Dataset extract:
________
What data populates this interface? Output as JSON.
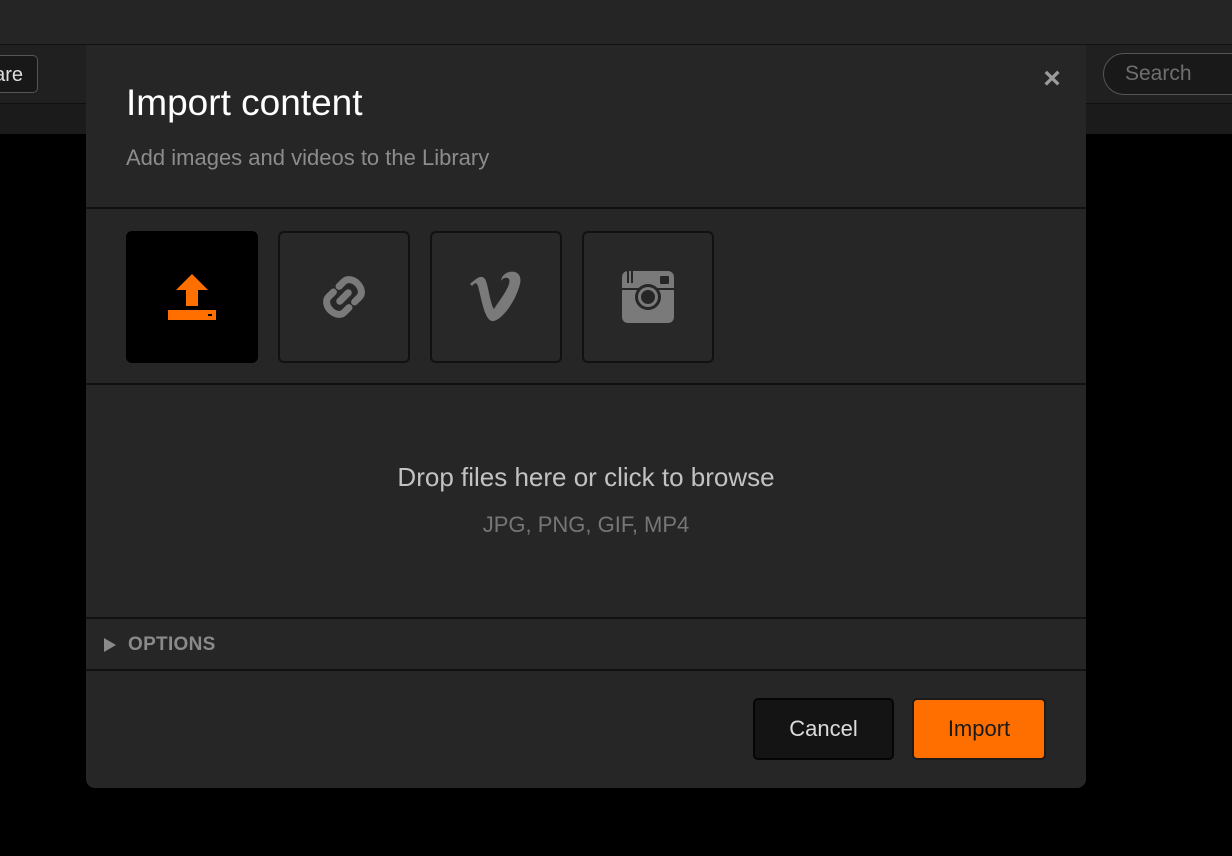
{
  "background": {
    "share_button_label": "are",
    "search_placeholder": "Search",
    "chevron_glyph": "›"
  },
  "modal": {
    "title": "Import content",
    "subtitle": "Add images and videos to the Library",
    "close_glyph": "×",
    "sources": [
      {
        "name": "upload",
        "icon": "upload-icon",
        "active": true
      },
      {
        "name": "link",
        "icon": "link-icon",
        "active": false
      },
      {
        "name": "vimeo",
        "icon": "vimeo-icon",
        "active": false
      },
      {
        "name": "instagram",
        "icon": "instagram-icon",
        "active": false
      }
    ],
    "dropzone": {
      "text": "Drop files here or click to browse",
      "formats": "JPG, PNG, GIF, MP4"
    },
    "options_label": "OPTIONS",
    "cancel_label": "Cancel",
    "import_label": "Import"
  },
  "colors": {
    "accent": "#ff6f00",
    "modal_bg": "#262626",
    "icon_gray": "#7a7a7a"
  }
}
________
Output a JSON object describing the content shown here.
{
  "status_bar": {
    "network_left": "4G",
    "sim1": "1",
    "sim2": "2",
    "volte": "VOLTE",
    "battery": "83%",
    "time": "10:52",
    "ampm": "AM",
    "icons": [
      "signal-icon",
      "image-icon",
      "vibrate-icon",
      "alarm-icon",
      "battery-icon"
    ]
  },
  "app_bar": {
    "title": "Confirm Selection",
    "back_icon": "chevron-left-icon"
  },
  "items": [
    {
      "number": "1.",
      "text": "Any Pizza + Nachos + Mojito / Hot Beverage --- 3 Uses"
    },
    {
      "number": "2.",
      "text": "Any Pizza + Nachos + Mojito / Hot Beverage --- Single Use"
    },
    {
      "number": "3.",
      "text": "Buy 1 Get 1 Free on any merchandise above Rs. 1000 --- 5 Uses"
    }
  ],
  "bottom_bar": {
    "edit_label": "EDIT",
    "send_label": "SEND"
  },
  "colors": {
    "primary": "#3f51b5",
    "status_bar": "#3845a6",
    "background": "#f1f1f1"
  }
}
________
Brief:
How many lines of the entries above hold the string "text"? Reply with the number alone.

Your solution:
4